Search the entries below for "index", and copy each line where it appears.

*** INFORMATION SHOWN Section Begins ***

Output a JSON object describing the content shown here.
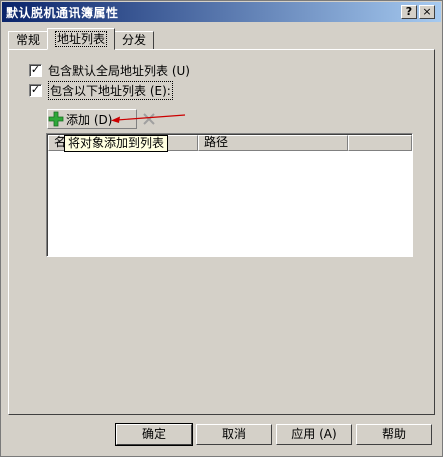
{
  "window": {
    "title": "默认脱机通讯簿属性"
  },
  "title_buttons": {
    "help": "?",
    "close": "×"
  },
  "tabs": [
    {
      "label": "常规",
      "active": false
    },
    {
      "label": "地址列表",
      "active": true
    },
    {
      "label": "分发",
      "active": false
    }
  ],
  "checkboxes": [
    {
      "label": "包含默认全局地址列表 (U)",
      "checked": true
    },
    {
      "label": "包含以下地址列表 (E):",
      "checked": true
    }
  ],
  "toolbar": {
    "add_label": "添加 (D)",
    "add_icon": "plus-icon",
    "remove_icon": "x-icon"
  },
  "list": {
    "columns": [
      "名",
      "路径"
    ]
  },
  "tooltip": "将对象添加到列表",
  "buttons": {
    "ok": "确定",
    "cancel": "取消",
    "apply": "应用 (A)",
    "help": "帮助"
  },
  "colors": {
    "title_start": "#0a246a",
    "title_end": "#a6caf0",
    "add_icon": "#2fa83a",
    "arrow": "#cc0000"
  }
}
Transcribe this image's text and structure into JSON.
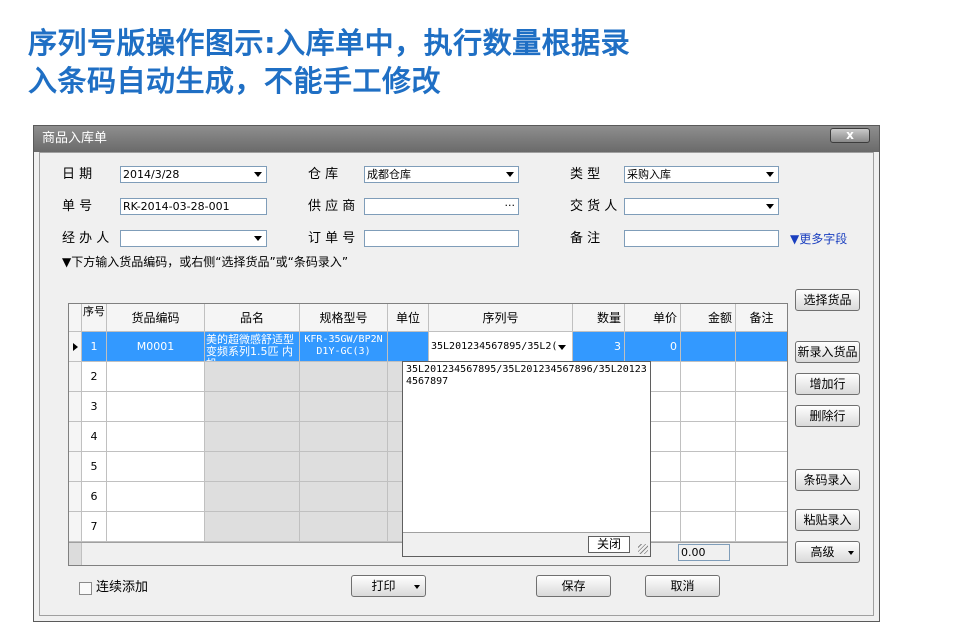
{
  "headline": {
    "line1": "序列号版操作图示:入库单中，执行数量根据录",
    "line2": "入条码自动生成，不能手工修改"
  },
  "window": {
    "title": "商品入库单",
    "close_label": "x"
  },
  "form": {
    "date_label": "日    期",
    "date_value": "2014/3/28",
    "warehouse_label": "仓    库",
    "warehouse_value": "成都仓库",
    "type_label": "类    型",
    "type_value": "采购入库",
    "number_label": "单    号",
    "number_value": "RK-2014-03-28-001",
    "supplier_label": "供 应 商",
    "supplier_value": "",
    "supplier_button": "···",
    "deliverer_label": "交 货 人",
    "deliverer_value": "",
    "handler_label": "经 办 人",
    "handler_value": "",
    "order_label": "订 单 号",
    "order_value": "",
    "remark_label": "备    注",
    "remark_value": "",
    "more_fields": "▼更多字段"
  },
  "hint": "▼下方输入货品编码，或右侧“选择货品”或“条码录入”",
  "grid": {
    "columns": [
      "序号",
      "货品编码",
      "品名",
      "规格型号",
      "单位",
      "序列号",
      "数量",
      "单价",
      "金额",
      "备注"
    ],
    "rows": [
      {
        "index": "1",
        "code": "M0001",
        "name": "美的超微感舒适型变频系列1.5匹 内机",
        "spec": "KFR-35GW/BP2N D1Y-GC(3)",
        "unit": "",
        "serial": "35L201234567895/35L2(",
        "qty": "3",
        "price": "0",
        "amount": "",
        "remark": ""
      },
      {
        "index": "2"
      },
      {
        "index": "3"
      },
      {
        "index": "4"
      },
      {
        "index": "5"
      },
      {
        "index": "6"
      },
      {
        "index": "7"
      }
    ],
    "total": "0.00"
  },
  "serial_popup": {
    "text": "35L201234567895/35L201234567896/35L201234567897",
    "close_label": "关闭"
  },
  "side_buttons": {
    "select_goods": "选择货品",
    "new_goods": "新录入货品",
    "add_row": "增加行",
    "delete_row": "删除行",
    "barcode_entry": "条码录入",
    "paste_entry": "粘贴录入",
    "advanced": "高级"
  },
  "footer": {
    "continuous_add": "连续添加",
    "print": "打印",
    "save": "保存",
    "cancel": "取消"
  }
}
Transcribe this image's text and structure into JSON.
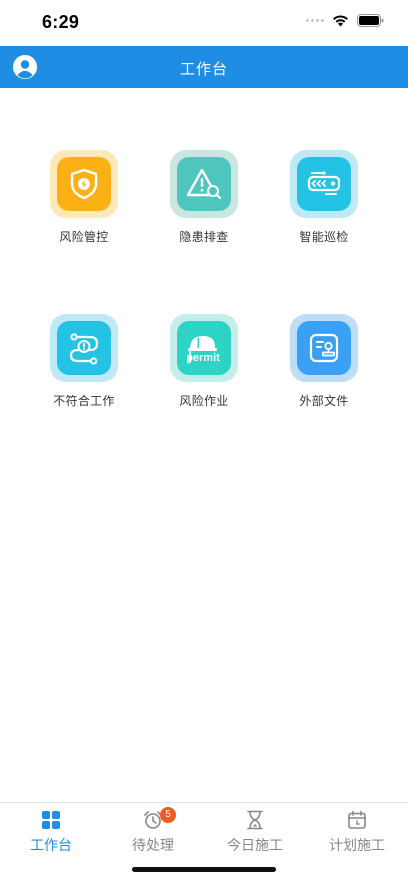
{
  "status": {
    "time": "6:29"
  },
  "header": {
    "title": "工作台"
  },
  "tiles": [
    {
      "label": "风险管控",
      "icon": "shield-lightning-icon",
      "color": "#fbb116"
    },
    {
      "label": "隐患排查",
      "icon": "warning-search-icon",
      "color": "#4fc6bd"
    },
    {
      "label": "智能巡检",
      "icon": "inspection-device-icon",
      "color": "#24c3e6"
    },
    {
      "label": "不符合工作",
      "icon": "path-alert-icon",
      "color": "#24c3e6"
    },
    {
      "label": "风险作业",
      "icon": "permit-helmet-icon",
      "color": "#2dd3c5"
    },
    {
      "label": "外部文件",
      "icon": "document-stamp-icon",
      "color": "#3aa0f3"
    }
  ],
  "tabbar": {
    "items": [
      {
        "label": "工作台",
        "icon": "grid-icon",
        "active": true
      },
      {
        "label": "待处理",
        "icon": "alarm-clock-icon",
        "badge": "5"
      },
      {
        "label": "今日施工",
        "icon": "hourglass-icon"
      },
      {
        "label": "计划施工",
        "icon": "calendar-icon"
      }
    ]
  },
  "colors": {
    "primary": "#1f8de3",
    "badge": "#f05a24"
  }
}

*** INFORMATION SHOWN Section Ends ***

— EXERCISE RESPONSE —
        "index": "1",
        "index": "2"
        "index": "3"
        "index": "4"
        "index": "5"
        "index": "6"
        "index": "7"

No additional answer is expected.